Fr Chavasse explained: "A number of seats near the sarcophagus will have to be removed in order to allow ease of access.
"The various stages of exhumation, inspection and reburial will be spread over several days and we anticipate that this will take place in the autumn of this year, once all is ready here in the church."
The Holy Souls Altar is the second of the side altars on the left hand side of the Oratory Church looking down the nave from the main entrance at the back.
Fr Chavasse emphasised that: "Part of the established procedure prior to a beatification requires that, if the body of the new Beatus exists, then it must be exhumed, inspected, and transferred to a place of honour befitting the person's new status.
"As a great man of the Church and devoted to the Saints himself, Cardinal Newman would have been the first to insist on obeying a request of the Holy See, and he last to insist that his own personal wishes be regarded as immutable.

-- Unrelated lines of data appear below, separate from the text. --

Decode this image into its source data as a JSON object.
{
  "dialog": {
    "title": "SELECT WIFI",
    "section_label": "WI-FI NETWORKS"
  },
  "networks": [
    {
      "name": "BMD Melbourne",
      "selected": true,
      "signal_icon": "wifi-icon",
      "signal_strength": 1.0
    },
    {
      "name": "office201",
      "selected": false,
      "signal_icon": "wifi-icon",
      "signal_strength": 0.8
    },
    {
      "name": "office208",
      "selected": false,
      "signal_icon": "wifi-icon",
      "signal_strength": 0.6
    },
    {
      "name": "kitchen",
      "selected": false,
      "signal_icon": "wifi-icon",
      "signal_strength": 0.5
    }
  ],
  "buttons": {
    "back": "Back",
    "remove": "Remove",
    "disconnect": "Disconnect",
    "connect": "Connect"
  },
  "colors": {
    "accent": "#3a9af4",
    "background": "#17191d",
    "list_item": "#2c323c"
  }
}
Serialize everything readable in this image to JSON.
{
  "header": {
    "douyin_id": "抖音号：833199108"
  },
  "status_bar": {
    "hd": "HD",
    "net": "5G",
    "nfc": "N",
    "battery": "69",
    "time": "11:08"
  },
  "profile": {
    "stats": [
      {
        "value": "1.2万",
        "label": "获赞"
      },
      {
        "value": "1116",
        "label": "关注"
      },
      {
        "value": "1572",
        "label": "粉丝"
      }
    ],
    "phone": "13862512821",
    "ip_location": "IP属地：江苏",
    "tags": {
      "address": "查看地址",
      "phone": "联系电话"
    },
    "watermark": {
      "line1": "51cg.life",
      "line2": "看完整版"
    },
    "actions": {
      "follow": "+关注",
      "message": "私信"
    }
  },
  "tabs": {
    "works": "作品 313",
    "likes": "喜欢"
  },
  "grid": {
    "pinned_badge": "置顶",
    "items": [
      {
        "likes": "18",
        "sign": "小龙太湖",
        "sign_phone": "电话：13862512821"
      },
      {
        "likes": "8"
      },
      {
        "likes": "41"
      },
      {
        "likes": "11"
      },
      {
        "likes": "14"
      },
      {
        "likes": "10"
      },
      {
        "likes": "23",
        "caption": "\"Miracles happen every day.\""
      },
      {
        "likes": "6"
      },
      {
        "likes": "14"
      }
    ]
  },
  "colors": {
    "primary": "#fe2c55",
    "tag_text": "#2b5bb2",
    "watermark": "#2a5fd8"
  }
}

"Hence it is that his body will not be returned to the grave at Rednal, but brought here into the Oratory Church and placed in a specially constructed sarcophagus."
Fr Chavasse stressed: "It should be noted that, at the specific request of the Congregation for the Causes of Saints, the exhumation will be an entirely private event but that the re-interment in our church will be a public ceremony."
Fr Chavasse continued: "On 24 April, the Board of Doctors attached to the Congregation for the Causes of Saints in Rome, voted unanimously that the cure from a crippling spinal disease of Jack Sullivan, a permanent deacon from Boston, Massachusetts, could not be explained medically.
"On 30 September the Congregation's Board of Theologians, in its first meeting after the summer recess, will vote on the case, indicating by its decision whether or not the inexplicable cure was, beyond all reasonable doubt, the result of the intercession of Cardinal Newman."
Fr Chavasse added: "If the theologians vote in favour, the Cardinals of the Congregation of the Causes of Saints will meet to give their approval.
"Then the matter will be put before Pope Benedict XVI, who alone can issue the decree of beatification, which will probably occur sometime in December.
"It is likely that the actual beatification ceremony would be held in Rome during the spring or early summer of 2009.
"Once Pope Benedict XVI has signed the Decree, our Cardinal will immediately be known as Blessed John Henry Newman."
last updated: 08/08/2008 at 12:26